What you are asked to do ▸ In how many lines of the data does the word "category" appear? Give the number by itself.

══ Extracted records

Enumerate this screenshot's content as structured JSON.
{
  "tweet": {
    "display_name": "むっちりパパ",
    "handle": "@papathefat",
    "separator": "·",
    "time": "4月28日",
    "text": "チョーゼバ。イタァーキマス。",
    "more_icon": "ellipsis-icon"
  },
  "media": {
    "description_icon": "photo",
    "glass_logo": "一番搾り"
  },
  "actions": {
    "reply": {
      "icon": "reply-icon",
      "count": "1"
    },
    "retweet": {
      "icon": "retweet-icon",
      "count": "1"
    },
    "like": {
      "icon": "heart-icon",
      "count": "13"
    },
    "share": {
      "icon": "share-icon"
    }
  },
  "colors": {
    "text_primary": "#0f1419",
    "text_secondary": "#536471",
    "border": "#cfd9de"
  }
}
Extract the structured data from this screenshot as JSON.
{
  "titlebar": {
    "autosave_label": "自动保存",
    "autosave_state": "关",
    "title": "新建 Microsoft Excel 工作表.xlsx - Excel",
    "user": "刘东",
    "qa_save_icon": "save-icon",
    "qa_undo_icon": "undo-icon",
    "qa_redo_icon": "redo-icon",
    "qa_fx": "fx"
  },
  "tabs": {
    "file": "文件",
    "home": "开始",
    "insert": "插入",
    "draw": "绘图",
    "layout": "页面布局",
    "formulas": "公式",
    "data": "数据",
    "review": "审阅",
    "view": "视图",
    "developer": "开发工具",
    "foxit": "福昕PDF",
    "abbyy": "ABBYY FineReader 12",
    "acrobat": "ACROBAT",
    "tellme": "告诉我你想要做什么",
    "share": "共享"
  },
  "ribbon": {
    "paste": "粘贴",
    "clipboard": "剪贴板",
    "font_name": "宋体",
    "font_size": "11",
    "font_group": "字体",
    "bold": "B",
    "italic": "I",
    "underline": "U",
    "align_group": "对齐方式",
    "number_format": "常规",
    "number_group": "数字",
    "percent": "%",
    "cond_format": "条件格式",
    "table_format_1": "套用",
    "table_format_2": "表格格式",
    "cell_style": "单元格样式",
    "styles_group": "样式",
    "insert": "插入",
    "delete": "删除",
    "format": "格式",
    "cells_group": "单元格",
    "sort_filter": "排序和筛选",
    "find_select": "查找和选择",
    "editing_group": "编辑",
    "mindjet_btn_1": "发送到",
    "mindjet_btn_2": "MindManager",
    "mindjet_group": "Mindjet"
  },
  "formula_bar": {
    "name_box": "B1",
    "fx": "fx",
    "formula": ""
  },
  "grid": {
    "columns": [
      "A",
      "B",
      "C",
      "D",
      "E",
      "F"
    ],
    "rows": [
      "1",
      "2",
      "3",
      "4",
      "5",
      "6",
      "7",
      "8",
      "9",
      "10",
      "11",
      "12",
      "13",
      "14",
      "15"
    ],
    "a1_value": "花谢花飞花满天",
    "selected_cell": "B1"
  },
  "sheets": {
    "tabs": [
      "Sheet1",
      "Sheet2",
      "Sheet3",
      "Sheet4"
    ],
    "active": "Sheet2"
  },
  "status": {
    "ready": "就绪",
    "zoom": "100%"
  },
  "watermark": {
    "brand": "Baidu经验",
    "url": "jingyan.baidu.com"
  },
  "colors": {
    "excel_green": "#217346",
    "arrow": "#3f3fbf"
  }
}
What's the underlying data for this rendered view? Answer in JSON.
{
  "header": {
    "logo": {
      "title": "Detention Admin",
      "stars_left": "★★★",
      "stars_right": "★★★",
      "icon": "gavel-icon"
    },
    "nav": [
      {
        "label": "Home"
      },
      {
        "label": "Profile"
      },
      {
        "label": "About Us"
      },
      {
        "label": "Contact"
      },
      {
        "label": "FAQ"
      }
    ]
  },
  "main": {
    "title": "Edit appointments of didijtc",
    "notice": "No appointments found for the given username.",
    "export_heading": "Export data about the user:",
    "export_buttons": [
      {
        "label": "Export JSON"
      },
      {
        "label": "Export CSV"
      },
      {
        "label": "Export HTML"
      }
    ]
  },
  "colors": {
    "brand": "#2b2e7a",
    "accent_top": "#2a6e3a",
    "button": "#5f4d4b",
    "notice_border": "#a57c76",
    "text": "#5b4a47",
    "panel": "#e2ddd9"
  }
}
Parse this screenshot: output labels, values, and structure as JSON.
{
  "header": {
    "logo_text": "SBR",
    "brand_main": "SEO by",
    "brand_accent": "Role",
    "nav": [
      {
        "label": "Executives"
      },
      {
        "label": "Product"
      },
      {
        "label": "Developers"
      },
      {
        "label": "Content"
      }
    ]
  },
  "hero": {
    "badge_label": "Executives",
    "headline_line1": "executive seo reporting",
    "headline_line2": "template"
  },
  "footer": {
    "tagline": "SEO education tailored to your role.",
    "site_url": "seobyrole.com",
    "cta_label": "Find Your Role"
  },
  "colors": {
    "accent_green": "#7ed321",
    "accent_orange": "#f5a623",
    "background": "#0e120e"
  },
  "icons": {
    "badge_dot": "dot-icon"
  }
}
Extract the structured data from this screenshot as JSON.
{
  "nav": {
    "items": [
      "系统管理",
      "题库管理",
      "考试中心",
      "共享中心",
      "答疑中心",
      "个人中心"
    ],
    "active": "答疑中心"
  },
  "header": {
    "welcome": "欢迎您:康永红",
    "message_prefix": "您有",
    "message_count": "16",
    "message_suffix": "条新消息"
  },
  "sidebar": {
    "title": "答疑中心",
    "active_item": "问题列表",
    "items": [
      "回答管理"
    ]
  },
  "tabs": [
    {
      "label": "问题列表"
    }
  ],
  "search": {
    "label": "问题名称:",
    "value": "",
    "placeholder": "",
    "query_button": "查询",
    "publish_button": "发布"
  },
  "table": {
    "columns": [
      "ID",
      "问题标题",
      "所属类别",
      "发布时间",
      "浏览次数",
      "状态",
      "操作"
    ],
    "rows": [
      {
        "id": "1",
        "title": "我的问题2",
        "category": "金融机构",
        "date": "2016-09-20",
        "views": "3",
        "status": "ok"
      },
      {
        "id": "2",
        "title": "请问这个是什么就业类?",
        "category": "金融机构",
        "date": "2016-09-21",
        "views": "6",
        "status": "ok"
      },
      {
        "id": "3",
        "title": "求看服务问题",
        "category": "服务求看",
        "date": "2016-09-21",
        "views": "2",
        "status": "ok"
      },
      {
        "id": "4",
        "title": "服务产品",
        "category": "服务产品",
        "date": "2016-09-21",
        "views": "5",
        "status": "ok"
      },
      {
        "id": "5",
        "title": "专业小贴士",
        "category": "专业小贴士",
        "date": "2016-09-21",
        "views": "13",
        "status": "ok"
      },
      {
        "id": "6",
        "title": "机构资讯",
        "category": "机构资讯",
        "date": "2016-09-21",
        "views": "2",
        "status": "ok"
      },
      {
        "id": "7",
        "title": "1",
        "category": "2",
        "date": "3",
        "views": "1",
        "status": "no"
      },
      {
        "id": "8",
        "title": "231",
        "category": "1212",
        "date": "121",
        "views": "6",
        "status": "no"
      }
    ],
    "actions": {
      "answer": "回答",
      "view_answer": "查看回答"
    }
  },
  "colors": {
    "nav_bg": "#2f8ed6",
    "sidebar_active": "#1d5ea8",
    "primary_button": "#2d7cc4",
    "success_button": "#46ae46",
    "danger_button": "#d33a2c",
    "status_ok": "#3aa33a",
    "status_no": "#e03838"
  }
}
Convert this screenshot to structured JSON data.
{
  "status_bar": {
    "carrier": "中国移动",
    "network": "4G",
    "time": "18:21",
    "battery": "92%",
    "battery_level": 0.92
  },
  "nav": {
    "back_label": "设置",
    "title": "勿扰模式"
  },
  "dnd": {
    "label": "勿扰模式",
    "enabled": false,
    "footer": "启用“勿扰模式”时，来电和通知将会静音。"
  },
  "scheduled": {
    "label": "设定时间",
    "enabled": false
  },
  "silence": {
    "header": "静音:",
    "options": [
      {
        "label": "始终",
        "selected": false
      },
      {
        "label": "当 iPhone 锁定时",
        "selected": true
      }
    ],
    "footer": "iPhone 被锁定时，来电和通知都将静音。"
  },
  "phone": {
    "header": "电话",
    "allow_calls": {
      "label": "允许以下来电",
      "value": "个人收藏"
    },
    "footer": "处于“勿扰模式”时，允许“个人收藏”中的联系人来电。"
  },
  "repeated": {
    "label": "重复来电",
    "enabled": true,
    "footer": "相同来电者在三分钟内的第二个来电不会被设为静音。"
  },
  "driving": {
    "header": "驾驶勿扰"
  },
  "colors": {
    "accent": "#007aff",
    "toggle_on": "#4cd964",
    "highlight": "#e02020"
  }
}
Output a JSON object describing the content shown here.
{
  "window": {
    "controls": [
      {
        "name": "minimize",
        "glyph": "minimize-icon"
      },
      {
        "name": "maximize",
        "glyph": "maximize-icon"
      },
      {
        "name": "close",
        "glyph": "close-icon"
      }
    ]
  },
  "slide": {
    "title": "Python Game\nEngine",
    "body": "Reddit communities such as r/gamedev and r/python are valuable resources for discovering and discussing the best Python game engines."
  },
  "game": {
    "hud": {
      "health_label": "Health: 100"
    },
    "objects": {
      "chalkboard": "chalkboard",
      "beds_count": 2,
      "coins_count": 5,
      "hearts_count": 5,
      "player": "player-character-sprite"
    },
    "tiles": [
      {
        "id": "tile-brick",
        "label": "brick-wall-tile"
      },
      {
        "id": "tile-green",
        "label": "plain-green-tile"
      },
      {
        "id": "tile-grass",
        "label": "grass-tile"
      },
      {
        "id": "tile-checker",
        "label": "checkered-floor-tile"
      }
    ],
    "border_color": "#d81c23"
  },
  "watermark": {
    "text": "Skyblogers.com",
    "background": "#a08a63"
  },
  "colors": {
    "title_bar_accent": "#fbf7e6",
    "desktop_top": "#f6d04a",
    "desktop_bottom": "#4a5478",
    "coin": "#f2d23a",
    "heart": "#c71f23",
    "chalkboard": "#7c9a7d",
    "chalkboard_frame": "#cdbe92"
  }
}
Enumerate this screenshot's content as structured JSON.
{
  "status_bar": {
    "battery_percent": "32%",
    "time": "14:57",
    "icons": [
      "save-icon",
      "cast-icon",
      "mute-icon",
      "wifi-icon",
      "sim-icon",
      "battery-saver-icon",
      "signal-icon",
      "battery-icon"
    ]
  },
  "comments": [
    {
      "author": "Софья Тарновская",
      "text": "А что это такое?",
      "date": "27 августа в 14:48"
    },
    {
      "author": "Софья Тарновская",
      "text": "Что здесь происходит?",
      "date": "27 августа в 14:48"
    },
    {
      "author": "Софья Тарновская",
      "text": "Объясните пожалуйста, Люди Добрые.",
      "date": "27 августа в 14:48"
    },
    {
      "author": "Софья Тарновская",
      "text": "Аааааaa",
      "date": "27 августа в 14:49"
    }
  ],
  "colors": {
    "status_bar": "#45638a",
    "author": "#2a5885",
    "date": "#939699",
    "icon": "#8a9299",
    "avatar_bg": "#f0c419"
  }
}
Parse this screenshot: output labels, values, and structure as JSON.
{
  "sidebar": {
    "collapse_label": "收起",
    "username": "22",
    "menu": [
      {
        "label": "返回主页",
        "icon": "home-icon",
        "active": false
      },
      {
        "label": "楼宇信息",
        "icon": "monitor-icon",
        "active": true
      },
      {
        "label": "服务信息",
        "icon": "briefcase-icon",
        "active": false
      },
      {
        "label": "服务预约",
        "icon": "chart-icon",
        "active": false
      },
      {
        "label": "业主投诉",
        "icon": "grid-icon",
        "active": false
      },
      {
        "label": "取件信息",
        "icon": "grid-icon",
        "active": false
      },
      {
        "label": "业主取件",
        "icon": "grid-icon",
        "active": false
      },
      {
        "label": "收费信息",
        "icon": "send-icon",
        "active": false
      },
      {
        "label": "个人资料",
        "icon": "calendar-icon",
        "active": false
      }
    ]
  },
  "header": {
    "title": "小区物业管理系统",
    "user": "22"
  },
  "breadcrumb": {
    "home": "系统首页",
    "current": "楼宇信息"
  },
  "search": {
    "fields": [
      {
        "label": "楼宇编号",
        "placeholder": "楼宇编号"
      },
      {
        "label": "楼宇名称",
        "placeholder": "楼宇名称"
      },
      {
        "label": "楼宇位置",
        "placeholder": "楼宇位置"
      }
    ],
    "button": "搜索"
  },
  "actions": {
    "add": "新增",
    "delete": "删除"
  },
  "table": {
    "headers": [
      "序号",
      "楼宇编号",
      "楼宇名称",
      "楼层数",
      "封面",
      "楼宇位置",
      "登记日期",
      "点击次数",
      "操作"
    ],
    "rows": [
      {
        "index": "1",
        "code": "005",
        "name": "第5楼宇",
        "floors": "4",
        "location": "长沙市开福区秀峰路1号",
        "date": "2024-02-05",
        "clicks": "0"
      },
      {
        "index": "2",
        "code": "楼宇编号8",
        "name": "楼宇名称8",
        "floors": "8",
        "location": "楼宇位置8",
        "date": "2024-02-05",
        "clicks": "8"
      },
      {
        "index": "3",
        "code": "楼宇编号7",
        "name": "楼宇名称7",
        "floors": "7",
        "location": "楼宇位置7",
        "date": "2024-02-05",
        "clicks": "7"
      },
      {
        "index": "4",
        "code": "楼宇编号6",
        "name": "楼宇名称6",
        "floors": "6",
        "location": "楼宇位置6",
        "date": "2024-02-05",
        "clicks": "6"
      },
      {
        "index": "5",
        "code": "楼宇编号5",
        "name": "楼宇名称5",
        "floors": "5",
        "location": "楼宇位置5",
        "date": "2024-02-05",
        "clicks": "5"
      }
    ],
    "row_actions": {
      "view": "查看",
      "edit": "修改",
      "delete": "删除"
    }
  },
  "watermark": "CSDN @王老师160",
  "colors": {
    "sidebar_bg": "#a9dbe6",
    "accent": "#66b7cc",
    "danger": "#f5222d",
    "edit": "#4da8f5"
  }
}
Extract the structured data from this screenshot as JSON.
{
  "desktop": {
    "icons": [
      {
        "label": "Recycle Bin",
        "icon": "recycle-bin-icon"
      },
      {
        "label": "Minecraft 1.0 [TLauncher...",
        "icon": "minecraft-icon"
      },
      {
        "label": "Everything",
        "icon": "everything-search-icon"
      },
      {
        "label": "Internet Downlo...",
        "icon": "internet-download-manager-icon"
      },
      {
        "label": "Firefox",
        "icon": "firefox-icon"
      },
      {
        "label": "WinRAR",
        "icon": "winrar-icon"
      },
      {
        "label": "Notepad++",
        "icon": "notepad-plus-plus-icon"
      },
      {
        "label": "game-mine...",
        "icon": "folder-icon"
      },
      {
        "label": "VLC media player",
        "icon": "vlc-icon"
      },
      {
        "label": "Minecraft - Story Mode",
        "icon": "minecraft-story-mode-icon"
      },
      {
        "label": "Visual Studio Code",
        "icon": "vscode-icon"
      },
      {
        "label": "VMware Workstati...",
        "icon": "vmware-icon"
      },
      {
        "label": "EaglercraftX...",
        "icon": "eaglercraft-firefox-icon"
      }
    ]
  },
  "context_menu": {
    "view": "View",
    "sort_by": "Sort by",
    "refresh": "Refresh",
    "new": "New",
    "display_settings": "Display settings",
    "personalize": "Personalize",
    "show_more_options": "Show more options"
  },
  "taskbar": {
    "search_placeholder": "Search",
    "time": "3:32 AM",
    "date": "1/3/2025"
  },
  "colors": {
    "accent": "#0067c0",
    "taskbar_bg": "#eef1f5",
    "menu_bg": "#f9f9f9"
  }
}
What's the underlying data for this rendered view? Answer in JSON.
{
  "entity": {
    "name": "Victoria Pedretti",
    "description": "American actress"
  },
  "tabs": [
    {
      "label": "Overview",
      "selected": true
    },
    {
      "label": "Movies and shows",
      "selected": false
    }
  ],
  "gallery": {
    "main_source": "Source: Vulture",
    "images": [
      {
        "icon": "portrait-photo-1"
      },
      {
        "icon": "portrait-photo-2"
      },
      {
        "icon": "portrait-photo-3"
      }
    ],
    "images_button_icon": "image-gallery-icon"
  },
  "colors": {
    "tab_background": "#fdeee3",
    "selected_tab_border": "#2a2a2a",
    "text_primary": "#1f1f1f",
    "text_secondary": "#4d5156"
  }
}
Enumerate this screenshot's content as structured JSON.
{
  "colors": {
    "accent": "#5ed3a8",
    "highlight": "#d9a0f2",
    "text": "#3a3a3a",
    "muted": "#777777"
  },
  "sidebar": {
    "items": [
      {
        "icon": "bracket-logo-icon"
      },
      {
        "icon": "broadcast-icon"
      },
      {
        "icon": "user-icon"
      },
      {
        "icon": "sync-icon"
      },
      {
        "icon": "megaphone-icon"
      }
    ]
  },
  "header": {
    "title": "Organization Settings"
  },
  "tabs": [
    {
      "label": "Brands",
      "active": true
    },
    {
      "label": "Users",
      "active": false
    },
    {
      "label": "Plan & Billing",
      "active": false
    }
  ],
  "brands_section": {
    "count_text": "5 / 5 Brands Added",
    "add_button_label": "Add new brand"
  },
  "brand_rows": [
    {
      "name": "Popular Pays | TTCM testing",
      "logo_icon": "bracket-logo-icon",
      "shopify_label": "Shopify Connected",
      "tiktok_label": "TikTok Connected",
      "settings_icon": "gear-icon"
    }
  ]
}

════

Task output ▸ 8